Rejuvenating Massachusetts education reform

Rejuvenating Massachusetts education reform

Let's build on and reward districts adopting proven innovations

ON THIS 25TH ANNIVERSARY of the Education Reform Act of 1993, the education reform effort in Massachusetts is divided, exhausted and directionless. Given the unrelenting pressure from global competition and the large gaps in achievement which remain, our leaders must find a way to rejuvenate improvement efforts. However, given the divisions among us, we should stay clear of any single “big-idea” policy initiative – such as raising the charter cap or creating new teacher evaluations; rather, we need to recognize that innovation and improvement are best led by those closest to the work: teachers, principals, and local district leaders.

We need to create more opportunities for local change-makers to rally support for their ideas and to get the funding to test them. Moreover, those opportunities need to be provided every year, and not just as a one-time gesture. Here’s a three-part proposal to do so, with safeguards to ensure that state dollars are paying off for children:

The Educators’ Innovation Fund: The state should establish a competitive grant program and invite local practitioners to come forward with their best ideas – such as new models for teachers’ professional development, new ways to use technology to personalize learning or ideas for reducing absenteeism. Applicants would specify the student outcomes they are hoping to improve – such as reducing absenteeism, improving high school graduation or college-going, improving students’ math or reading achievement, etc. To ensure a fair process, the proposals would be reviewed by panels of teachers and educational professionals. The winning proposals would receive up to three years of funding.

Here’s an important caveat: The size of each pilot would be no larger than necessary to discern impacts on student outcomes (e.g., 100 classrooms receiving the treatment and 100 comparison classrooms). It would be foolish to scale up any proposal more broadly – until there’s better evidence that it pays off for children.

Shining the Spotlight on Success: The state would contract with a third party to identify a comparison group of schools for each of the funded proposals. The comparison group would have similar demographics and recent trends in achievement to those chosen for funding. (To save costs and ensure fairness, the same evaluator would assess the impact of all the winning proposals.) The contractor would then track the outcomes of the grant recipients, and compare them against the outcomes of the comparison schools/classrooms. At the end of each year, the evaluator would provide a brief report to the state on whether the intended student outcomes improved (or not). At the end of the grant, those interventions which were shown to improve student outcomes would be placed on a list of “effective innovations.”  Each year, the state would invite the grantees to discuss with their peers what they did and what was learned.

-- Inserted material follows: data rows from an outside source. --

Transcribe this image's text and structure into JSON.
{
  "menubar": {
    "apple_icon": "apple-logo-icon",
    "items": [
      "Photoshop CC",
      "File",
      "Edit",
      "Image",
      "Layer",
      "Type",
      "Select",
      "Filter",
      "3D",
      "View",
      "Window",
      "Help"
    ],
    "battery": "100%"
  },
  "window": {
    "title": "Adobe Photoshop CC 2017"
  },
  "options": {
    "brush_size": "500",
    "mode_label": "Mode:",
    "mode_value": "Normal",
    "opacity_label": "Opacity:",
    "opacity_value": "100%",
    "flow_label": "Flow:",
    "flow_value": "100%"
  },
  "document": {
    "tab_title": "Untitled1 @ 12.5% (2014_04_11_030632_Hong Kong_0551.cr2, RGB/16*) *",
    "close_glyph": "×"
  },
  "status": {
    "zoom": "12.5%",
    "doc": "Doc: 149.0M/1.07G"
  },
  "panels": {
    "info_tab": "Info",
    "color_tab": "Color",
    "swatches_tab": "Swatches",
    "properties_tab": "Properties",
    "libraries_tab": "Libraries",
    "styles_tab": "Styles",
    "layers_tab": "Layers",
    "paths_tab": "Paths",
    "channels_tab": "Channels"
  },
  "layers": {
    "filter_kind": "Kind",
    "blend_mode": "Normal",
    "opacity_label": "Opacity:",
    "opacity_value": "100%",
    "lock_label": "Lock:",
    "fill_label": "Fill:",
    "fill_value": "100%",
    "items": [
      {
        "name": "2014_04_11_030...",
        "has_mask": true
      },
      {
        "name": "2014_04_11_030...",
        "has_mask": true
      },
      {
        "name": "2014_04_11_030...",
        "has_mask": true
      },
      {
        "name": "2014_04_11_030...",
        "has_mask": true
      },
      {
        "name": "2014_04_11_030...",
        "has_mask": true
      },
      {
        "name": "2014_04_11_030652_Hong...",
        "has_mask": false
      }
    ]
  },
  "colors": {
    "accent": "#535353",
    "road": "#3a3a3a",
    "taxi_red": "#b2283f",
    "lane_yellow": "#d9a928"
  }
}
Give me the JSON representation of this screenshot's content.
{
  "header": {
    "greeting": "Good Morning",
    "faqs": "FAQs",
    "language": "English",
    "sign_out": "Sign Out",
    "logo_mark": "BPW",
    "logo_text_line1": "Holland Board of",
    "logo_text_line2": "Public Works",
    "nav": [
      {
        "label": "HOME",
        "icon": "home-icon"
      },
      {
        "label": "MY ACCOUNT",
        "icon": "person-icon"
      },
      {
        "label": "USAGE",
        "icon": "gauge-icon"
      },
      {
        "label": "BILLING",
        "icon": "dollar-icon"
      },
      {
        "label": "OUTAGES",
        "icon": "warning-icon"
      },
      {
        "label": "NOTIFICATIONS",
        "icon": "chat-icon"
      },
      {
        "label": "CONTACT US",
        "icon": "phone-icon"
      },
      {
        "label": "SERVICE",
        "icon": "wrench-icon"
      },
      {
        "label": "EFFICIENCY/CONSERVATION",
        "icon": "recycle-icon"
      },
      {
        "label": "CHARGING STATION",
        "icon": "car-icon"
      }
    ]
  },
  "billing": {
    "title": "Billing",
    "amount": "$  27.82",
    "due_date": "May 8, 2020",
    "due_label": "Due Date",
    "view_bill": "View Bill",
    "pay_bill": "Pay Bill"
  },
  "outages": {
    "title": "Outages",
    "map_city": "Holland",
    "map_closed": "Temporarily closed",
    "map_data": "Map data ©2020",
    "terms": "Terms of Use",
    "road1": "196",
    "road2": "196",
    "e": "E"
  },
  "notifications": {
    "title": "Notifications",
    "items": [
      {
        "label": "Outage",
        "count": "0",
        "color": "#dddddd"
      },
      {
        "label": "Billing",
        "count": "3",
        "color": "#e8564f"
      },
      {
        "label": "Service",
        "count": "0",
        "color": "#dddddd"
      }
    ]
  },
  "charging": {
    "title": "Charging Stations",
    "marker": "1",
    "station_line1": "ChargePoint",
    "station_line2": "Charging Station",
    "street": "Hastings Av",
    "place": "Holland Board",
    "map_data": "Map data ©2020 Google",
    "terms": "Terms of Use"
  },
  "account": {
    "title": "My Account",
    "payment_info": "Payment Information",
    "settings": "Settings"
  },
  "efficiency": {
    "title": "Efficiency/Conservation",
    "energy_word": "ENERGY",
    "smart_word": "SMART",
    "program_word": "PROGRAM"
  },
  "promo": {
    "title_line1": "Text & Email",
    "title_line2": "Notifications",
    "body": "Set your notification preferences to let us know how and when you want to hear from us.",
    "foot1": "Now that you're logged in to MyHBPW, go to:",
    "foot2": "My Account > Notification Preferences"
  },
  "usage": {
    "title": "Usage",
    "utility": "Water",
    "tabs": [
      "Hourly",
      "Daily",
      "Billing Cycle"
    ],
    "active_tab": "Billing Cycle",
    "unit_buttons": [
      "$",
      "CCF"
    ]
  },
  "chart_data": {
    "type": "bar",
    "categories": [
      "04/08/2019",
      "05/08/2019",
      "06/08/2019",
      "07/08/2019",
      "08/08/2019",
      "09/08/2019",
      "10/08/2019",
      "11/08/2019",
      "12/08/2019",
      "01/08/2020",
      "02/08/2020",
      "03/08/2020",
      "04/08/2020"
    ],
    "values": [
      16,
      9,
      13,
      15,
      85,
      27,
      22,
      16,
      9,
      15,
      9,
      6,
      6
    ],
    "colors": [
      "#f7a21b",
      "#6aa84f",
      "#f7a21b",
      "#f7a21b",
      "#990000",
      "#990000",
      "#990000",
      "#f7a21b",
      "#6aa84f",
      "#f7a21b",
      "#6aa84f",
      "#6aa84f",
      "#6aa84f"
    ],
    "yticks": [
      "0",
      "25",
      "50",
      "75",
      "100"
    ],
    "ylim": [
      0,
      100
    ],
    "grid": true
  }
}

The Efficacy Set Aside: The state would set aside a portion of its per-student allocation to districts to be spent on interventions which were demonstrated to improve student outcomes in the state. The amount of the set aside could be set many different ways: a constant value (e.g., $200 of the per student allocation), a percentage of the per student allocation (e.g., 10 percent), or as a share of the increase in spending above a starting year (e.g., 100 percent of any increase above the 2016-17 allocation would have to be spent on “effective innovations.”)

The above proposal would achieve three goals: First, the state would empower the change-makers working inside local agencies, who currently struggle against status quo demands to get their ideas funded. Second, by assessing the impact of those ideas, the state could provide better evidence to guide decisions in districts around the state. Third, by setting aside a portion of state aid for interventions with proof of efficacy, taxpayers would know that their dollars are being used wisely.

This is the same process which has produced sustained progress in our biotech sector. In the pharmaceutical industry, 80 percent of new drugs fail phase II clinical trials designed to test their efficacy. It is just too hard to anticipate the many ways in which an intervention could fail. That simply means that, in order to make sustained progress, we need to test many ideas (not the favored policy initiative of the day), and allow local practitioners to scale up the few that work.

Meet the Author

Thomas J. Kane

Professor, Harvard Graduate School of Education
So, over the next 25 years of educational improvement in Massachusetts, let us nurture the ingenuity of educators in traditional district schools and charter schools. At the same time, let’s not abandon what’s been built. Let’s repurpose the data systems which have been used solely for school accountability and compliance, and use them for identifying the most promising local ideas. Rather than lurching to the next “big idea” policy proposal, let’s create a system for soliciting ideas from local change-makers and testing them. That’s been the path toward sustained improvement in fields such as health care and biotechnology. Inevitably, that will be the path to sustained improvement in education as well.

Thomas J. Kane is the Walter H. Gale Professor of Education and Economics at the Harvard Graduate School of Education and faculty director of the Center for Education Policy Research. In addition to leading the $60 million Measures of Effective Teaching Project for the Bill & Melinda Gates Foundation, he has studied a range of education policy topics including college financial aid, community colleges, remedial education and school accountability systems.